• **Task input**

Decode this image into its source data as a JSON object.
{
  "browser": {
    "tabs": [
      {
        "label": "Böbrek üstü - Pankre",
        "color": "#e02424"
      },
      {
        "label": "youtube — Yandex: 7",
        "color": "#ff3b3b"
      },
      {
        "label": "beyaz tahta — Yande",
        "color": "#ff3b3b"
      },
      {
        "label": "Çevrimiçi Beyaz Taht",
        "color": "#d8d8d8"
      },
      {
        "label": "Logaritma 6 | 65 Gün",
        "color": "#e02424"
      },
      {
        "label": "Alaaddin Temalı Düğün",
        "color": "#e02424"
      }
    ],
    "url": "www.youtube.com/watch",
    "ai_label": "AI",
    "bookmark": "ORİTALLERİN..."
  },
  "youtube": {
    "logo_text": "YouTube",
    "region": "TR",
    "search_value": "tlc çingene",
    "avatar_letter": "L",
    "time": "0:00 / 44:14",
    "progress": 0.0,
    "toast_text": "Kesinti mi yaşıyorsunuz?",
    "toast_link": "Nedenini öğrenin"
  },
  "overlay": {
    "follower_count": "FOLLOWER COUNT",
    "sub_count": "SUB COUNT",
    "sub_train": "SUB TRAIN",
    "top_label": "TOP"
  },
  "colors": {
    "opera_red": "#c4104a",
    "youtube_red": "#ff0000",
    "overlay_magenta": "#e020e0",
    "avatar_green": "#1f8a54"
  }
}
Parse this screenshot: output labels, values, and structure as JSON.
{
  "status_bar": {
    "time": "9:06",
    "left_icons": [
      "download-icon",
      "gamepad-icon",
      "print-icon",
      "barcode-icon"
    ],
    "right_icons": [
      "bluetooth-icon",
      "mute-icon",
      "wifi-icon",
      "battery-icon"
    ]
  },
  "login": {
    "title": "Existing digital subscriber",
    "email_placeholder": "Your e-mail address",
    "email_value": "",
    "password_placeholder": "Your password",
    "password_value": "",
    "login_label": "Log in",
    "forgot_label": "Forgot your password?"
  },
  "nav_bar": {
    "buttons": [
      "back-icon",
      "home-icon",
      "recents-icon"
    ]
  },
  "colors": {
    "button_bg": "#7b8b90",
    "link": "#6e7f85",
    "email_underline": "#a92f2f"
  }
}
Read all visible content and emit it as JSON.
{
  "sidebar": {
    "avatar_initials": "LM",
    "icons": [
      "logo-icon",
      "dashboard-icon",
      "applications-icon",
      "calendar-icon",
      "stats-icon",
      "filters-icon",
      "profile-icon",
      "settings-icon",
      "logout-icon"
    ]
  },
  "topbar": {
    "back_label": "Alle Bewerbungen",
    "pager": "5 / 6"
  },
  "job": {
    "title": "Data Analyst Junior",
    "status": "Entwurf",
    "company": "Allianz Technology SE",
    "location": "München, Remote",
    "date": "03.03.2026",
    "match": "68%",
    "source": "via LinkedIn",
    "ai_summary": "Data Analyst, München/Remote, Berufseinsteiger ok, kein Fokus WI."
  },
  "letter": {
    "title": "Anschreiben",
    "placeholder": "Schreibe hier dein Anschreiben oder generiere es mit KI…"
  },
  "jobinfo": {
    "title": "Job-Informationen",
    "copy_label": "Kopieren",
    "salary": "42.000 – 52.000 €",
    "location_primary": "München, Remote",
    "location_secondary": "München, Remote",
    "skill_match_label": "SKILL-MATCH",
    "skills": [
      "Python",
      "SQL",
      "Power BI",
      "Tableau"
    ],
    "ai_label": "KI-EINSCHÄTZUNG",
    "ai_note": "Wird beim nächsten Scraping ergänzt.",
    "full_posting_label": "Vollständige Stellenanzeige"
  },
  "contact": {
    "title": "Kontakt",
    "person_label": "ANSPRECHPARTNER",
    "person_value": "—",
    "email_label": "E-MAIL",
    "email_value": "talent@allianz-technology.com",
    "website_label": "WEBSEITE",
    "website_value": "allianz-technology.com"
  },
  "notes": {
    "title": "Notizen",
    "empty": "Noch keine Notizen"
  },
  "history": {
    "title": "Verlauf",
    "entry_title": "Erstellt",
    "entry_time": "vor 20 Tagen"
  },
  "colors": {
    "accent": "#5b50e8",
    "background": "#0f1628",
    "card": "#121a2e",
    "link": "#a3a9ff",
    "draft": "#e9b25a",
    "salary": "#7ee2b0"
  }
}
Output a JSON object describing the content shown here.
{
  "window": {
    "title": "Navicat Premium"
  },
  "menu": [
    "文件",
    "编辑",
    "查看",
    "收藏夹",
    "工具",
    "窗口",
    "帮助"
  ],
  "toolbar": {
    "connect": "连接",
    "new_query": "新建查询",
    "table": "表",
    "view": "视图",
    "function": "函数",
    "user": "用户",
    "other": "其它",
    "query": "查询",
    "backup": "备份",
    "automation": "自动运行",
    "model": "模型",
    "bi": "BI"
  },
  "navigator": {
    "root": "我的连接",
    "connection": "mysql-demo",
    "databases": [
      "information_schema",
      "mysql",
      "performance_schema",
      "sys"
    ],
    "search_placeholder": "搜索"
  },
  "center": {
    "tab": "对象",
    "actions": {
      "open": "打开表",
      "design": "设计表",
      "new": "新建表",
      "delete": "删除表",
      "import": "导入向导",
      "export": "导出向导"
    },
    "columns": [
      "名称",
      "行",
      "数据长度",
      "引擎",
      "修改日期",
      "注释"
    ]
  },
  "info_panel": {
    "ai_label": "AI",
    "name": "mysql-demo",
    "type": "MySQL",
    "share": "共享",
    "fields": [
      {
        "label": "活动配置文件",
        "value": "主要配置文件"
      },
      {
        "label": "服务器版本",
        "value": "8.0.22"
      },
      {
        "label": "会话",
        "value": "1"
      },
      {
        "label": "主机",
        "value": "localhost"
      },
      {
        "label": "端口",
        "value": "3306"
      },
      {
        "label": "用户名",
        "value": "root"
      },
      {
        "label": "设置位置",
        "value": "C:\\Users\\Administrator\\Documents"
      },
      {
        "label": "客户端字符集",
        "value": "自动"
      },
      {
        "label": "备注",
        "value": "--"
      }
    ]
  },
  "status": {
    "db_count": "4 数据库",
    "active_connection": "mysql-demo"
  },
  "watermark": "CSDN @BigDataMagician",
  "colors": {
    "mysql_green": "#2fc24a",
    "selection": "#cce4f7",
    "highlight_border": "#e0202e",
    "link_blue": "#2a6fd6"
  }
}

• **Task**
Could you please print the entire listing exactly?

• **Task result**
Decode this image into its source data as a JSON object.
{
  "browser": {
    "tabs": [
      {
        "label": "Böbrek üstü - Pankre",
        "color": "#e02424"
      },
      {
        "label": "youtube — Yandex: 7",
        "color": "#ff3b3b"
      },
      {
        "label": "beyaz tahta — Yande",
        "color": "#ff3b3b"
      },
      {
        "label": "Çevrimiçi Beyaz Taht",
        "color": "#d8d8d8"
      },
      {
        "label": "Logaritma 6 | 65 Gün",
        "color": "#e02424"
      },
      {
        "label": "Alaaddin Temalı Düğün",
        "color": "#e02424"
      }
    ],
    "url": "www.youtube.com/watch",
    "ai_label": "AI",
    "bookmark": "ORİTALLERİN..."
  },
  "youtube": {
    "logo_text": "YouTube",
    "region": "TR",
    "search_value": "tlc çingene",
    "avatar_letter": "L",
    "time": "0:00 / 44:14",
    "progress": 0.0,
    "toast_text": "Kesinti mi yaşıyorsunuz?",
    "toast_link": "Nedenini öğrenin"
  },
  "overlay": {
    "follower_count": "FOLLOWER COUNT",
    "sub_count": "SUB COUNT",
    "sub_train": "SUB TRAIN",
    "top_label": "TOP"
  },
  "colors": {
    "opera_red": "#c4104a",
    "youtube_red": "#ff0000",
    "overlay_magenta": "#e020e0",
    "avatar_green": "#1f8a54"
  }
}
Parse this screenshot: output labels, values, and structure as JSON.
{
  "status_bar": {
    "time": "9:06",
    "left_icons": [
      "download-icon",
      "gamepad-icon",
      "print-icon",
      "barcode-icon"
    ],
    "right_icons": [
      "bluetooth-icon",
      "mute-icon",
      "wifi-icon",
      "battery-icon"
    ]
  },
  "login": {
    "title": "Existing digital subscriber",
    "email_placeholder": "Your e-mail address",
    "email_value": "",
    "password_placeholder": "Your password",
    "password_value": "",
    "login_label": "Log in",
    "forgot_label": "Forgot your password?"
  },
  "nav_bar": {
    "buttons": [
      "back-icon",
      "home-icon",
      "recents-icon"
    ]
  },
  "colors": {
    "button_bg": "#7b8b90",
    "link": "#6e7f85",
    "email_underline": "#a92f2f"
  }
}
Read all visible content and emit it as JSON.
{
  "sidebar": {
    "avatar_initials": "LM",
    "icons": [
      "logo-icon",
      "dashboard-icon",
      "applications-icon",
      "calendar-icon",
      "stats-icon",
      "filters-icon",
      "profile-icon",
      "settings-icon",
      "logout-icon"
    ]
  },
  "topbar": {
    "back_label": "Alle Bewerbungen",
    "pager": "5 / 6"
  },
  "job": {
    "title": "Data Analyst Junior",
    "status": "Entwurf",
    "company": "Allianz Technology SE",
    "location": "München, Remote",
    "date": "03.03.2026",
    "match": "68%",
    "source": "via LinkedIn",
    "ai_summary": "Data Analyst, München/Remote, Berufseinsteiger ok, kein Fokus WI."
  },
  "letter": {
    "title": "Anschreiben",
    "placeholder": "Schreibe hier dein Anschreiben oder generiere es mit KI…"
  },
  "jobinfo": {
    "title": "Job-Informationen",
    "copy_label": "Kopieren",
    "salary": "42.000 – 52.000 €",
    "location_primary": "München, Remote",
    "location_secondary": "München, Remote",
    "skill_match_label": "SKILL-MATCH",
    "skills": [
      "Python",
      "SQL",
      "Power BI",
      "Tableau"
    ],
    "ai_label": "KI-EINSCHÄTZUNG",
    "ai_note": "Wird beim nächsten Scraping ergänzt.",
    "full_posting_label": "Vollständige Stellenanzeige"
  },
  "contact": {
    "title": "Kontakt",
    "person_label": "ANSPRECHPARTNER",
    "person_value": "—",
    "email_label": "E-MAIL",
    "email_value": "talent@allianz-technology.com",
    "website_label": "WEBSEITE",
    "website_value": "allianz-technology.com"
  },
  "notes": {
    "title": "Notizen",
    "empty": "Noch keine Notizen"
  },
  "history": {
    "title": "Verlauf",
    "entry_title": "Erstellt",
    "entry_time": "vor 20 Tagen"
  },
  "colors": {
    "accent": "#5b50e8",
    "background": "#0f1628",
    "card": "#121a2e",
    "link": "#a3a9ff",
    "draft": "#e9b25a",
    "salary": "#7ee2b0"
  }
}
Output a JSON object describing the content shown here.
{
  "window": {
    "title": "Navicat Premium"
  },
  "menu": [
    "文件",
    "编辑",
    "查看",
    "收藏夹",
    "工具",
    "窗口",
    "帮助"
  ],
  "toolbar": {
    "connect": "连接",
    "new_query": "新建查询",
    "table": "表",
    "view": "视图",
    "function": "函数",
    "user": "用户",
    "other": "其它",
    "query": "查询",
    "backup": "备份",
    "automation": "自动运行",
    "model": "模型",
    "bi": "BI"
  },
  "navigator": {
    "root": "我的连接",
    "connection": "mysql-demo",
    "databases": [
      "information_schema",
      "mysql",
      "performance_schema",
      "sys"
    ],
    "search_placeholder": "搜索"
  },
  "center": {
    "tab": "对象",
    "actions": {
      "open": "打开表",
      "design": "设计表",
      "new": "新建表",
      "delete": "删除表",
      "import": "导入向导",
      "export": "导出向导"
    },
    "columns": [
      "名称",
      "行",
      "数据长度",
      "引擎",
      "修改日期",
      "注释"
    ]
  },
  "info_panel": {
    "ai_label": "AI",
    "name": "mysql-demo",
    "type": "MySQL",
    "share": "共享",
    "fields": [
      {
        "label": "活动配置文件",
        "value": "主要配置文件"
      },
      {
        "label": "服务器版本",
        "value": "8.0.22"
      },
      {
        "label": "会话",
        "value": "1"
      },
      {
        "label": "主机",
        "value": "localhost"
      },
      {
        "label": "端口",
        "value": "3306"
      },
      {
        "label": "用户名",
        "value": "root"
      },
      {
        "label": "设置位置",
        "value": "C:\\Users\\Administrator\\Documents"
      },
      {
        "label": "客户端字符集",
        "value": "自动"
      },
      {
        "label": "备注",
        "value": "--"
      }
    ]
  },
  "status": {
    "db_count": "4 数据库",
    "active_connection": "mysql-demo"
  },
  "watermark": "CSDN @BigDataMagician",
  "colors": {
    "mysql_green": "#2fc24a",
    "selection": "#cce4f7",
    "highlight_border": "#e0202e",
    "link_blue": "#2a6fd6"
  }
}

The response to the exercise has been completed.